John helped people to understand that the new South African constitution:
Peter Gabel, professor of contract law, said that my book, The Book of Agreement , “begins from the premise that the purpose of agreement is to build a bridge to the -other’ and to realize your common aspiration for connection. Writ large, this idea would… help to realize our spiritual nature as social beings in pursuit of mutual affirmation.”
John Bartels read The Book of Agreement and believed it could provide great value for South African municipalities. He believed the new constitution created a beautiful vision for local government, a vision that needed to be implemented in a new way. He had a sense that municipal government could become a driving force-facilitating both positive change for the future and reparations for people disadvantaged in the past.
John believed that “the provisions of the South African Constitution require mandatory processes that would benefit greatly from the -Agreements for Results’ approach.” He decided that the contracting process for his municipality must not be adversarial-it must be about creating new visions for the future. He is using the Agreements for Results approach during the negotiation and crafting of municipal contracts, with very encouraging results. He wants to teach all contracting officials in his municipality to use the Resolutionary form of Agreements for Results in all contracts. He is seeking permission from the Municipal Council to train municipalities all over South Africa!
I was introduced to John when he emailed and asked if I had a certification program. I said no and he said he wanted to create one. He keeps reporting progress and I know I will be traveling to South Africa to certify a team of Resolutionaries. Why? Because a lawyer named John Bartels was MAD.
Stewart Levine is the founder of ResolutionWorks. He forms teams and joint ventures in a variety of difficult situations. He works with individuals, couples, partners, and small and large organizations of all kinds. Getting to Resolution: Turning Conflict into Collaboration (Berrett-Koehler, 1998) was an Executive Book Club Selection; featured by Executive Book Summaries; named one of the Thirty Best Business Books of 1998; endorsed by Dr. Stephen Covey, and featured in The Futurist magazine.
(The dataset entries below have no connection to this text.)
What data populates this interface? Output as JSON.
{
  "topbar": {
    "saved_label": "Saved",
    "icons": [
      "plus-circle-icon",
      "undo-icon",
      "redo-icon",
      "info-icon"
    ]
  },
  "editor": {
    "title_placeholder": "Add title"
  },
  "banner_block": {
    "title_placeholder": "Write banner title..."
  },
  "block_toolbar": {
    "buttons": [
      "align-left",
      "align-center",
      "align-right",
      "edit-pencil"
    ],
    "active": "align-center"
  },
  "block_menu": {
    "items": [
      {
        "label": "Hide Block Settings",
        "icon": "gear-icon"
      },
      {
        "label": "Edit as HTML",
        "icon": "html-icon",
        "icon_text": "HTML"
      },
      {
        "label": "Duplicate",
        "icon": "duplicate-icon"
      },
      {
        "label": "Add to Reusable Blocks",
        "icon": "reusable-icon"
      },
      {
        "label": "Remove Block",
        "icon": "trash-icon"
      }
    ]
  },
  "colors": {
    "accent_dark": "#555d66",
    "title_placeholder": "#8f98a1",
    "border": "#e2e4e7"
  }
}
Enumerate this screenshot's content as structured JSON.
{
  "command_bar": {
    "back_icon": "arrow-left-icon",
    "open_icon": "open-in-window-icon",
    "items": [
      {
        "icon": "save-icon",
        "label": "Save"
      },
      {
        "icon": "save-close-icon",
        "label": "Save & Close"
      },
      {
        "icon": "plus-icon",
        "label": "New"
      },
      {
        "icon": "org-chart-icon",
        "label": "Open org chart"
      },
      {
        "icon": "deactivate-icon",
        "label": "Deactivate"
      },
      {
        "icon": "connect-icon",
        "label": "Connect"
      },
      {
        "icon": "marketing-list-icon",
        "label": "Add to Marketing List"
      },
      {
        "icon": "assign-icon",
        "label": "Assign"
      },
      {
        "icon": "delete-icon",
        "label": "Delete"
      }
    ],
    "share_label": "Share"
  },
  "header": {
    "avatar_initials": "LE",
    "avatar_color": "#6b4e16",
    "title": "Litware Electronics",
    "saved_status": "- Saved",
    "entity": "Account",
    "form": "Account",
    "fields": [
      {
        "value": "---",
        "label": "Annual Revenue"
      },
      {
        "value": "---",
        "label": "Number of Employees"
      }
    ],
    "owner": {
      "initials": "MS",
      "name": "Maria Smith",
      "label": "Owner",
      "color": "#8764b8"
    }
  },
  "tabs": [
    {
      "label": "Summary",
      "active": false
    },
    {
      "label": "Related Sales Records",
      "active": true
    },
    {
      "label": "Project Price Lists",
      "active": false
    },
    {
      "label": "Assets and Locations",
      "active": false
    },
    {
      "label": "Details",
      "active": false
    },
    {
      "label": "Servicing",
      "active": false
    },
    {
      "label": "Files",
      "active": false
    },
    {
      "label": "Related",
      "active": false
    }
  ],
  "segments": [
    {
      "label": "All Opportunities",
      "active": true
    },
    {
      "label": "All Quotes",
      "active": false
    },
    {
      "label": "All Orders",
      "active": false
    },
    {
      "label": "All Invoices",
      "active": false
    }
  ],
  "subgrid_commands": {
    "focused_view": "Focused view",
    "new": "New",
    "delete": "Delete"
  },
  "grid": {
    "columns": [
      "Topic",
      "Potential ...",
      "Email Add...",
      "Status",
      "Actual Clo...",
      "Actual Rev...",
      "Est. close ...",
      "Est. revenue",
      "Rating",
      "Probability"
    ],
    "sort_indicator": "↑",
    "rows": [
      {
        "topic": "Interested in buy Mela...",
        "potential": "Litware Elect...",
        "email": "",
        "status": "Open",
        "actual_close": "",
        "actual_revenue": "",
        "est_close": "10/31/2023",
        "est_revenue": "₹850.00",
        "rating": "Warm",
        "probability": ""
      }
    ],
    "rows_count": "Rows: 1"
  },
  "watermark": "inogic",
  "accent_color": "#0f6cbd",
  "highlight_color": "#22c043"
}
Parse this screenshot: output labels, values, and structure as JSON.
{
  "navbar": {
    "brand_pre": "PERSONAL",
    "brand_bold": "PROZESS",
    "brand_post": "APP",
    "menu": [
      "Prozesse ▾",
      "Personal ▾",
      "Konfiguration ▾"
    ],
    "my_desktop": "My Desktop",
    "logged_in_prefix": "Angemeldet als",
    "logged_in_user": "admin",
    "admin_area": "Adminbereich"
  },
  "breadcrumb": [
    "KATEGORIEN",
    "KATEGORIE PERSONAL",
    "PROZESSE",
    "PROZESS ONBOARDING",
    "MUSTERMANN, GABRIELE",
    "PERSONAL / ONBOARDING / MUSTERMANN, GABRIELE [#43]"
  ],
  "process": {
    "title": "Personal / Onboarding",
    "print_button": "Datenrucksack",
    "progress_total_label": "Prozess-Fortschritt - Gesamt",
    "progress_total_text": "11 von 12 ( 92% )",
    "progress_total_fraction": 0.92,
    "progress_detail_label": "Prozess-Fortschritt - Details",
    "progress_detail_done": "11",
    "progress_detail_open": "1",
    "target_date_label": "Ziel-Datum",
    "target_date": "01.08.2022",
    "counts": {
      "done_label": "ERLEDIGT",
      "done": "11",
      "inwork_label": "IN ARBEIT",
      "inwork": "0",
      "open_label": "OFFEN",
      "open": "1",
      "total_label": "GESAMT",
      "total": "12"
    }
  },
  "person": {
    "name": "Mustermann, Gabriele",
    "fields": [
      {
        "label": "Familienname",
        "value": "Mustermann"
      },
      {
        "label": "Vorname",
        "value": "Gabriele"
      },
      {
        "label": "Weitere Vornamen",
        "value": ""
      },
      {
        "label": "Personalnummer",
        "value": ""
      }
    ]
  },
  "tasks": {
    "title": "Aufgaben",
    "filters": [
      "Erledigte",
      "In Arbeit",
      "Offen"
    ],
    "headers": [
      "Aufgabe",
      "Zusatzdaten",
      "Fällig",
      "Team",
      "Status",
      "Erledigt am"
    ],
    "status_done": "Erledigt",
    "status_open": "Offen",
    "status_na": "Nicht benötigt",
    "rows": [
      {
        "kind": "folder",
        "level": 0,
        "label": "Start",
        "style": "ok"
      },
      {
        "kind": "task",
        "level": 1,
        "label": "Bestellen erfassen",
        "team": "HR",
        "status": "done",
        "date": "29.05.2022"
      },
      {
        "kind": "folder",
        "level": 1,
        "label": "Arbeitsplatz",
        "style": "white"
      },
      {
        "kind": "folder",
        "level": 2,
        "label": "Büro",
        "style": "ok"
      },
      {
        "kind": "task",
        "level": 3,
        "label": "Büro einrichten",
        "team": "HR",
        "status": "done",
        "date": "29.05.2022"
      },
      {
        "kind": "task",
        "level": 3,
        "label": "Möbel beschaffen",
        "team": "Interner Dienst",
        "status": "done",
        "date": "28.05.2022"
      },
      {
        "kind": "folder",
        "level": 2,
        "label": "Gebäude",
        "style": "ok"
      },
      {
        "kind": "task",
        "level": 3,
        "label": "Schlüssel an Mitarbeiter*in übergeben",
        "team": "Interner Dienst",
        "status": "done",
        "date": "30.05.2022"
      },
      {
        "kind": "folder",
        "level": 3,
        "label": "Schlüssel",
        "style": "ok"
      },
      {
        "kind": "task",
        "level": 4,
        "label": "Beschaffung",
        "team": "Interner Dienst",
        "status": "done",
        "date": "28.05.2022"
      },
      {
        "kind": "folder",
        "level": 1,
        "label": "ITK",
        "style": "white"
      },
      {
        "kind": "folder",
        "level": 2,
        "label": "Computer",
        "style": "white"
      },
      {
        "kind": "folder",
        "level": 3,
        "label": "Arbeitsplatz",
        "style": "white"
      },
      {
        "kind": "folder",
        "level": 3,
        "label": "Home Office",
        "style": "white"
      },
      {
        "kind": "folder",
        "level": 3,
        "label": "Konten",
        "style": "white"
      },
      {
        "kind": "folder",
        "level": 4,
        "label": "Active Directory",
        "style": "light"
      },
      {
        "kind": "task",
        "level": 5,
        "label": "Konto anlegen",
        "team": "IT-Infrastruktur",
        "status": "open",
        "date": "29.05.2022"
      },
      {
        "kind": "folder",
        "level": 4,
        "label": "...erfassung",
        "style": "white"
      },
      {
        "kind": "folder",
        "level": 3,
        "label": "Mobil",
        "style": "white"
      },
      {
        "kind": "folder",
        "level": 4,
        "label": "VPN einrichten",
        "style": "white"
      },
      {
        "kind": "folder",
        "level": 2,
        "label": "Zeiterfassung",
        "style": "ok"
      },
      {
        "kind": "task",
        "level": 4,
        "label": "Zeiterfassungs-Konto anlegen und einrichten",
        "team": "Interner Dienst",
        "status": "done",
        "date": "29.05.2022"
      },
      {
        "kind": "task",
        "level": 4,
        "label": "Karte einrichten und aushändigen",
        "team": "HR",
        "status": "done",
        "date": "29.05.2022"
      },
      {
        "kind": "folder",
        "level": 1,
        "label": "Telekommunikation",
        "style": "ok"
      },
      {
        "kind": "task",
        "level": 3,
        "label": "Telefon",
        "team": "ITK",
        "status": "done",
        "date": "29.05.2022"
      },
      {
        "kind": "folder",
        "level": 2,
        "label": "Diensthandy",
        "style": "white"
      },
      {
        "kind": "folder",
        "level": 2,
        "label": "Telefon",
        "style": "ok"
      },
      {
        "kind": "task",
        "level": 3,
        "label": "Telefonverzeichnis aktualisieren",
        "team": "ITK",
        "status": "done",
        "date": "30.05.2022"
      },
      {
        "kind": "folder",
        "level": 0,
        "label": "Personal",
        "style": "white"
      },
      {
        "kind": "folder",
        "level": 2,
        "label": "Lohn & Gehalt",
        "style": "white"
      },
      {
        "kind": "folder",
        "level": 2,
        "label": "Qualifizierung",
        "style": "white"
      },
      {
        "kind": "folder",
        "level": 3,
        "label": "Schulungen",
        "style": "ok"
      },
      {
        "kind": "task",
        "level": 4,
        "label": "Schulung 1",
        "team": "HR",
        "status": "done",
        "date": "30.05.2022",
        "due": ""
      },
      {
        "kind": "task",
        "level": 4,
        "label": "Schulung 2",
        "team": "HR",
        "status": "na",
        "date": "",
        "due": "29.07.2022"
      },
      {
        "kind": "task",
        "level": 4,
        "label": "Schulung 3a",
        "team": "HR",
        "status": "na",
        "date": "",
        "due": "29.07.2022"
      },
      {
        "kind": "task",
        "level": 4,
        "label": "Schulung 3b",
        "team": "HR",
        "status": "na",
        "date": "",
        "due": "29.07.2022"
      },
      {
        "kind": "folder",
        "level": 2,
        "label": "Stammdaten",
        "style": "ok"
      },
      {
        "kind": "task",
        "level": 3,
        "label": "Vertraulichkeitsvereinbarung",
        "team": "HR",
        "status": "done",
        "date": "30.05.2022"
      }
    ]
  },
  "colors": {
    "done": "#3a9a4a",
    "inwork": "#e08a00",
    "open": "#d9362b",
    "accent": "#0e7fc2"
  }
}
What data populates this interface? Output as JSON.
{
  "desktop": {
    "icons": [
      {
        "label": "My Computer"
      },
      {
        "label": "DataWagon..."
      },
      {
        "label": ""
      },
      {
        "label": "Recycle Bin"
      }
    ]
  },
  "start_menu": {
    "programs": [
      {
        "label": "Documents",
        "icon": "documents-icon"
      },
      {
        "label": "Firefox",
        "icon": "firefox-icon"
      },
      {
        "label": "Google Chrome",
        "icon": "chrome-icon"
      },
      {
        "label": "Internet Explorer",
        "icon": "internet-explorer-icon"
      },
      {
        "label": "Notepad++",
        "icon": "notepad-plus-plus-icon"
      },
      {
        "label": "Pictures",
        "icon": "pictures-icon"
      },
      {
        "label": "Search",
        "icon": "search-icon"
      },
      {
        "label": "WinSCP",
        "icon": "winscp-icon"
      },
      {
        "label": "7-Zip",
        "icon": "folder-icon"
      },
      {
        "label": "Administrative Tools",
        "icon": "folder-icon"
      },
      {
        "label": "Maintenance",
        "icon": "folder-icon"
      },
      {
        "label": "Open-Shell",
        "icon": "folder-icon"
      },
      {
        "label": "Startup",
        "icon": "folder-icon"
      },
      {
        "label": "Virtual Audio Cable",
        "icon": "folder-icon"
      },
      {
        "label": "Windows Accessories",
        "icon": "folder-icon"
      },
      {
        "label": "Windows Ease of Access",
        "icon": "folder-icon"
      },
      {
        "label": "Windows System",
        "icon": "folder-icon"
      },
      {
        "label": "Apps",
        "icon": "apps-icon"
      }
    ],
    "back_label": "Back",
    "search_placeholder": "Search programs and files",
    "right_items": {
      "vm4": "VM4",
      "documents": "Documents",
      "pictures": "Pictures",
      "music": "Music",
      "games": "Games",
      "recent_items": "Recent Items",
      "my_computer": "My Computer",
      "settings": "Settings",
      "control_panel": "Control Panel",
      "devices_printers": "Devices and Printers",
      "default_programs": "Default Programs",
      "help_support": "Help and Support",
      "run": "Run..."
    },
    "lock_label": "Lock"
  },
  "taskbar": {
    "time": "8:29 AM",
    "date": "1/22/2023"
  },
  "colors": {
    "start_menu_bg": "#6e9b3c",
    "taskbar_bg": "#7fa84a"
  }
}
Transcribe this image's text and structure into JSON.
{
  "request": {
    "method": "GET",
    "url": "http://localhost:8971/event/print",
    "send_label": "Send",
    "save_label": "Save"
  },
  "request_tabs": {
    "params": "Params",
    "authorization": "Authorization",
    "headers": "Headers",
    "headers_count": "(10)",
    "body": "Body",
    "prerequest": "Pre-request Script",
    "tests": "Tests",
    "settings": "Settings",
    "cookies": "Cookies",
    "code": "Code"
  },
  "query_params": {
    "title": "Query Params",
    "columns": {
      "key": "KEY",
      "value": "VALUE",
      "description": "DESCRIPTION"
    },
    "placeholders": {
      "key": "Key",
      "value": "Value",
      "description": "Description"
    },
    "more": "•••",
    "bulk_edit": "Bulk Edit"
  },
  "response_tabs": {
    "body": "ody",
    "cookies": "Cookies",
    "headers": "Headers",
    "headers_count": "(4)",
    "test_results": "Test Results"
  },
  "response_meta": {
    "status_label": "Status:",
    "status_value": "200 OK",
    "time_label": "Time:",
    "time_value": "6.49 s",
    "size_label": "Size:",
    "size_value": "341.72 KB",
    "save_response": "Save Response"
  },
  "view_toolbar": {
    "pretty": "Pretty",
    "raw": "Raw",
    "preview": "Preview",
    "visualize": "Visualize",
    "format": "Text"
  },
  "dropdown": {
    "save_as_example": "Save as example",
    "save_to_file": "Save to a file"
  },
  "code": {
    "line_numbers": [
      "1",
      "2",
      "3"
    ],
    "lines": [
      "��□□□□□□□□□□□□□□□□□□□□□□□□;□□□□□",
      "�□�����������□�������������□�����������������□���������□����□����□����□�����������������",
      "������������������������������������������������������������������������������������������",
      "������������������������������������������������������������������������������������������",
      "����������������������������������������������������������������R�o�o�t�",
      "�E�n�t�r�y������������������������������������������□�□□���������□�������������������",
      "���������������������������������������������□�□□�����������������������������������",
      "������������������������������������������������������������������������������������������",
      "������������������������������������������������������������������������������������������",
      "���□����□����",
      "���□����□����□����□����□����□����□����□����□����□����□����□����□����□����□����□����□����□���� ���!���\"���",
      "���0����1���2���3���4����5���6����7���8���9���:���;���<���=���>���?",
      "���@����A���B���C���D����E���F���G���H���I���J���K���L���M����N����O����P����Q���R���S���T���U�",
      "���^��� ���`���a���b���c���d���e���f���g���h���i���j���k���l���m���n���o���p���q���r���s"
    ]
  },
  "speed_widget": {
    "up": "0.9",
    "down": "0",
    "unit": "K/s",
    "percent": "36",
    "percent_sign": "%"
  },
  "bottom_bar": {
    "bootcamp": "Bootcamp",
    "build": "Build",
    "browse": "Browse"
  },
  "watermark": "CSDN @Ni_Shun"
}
The Book of Agreement (Berrett-Koehler, 2002) has been endorsed by many thought leaders and called “more practical” than the classic Getting to Yes. Information: www.ResolutionWorks.org.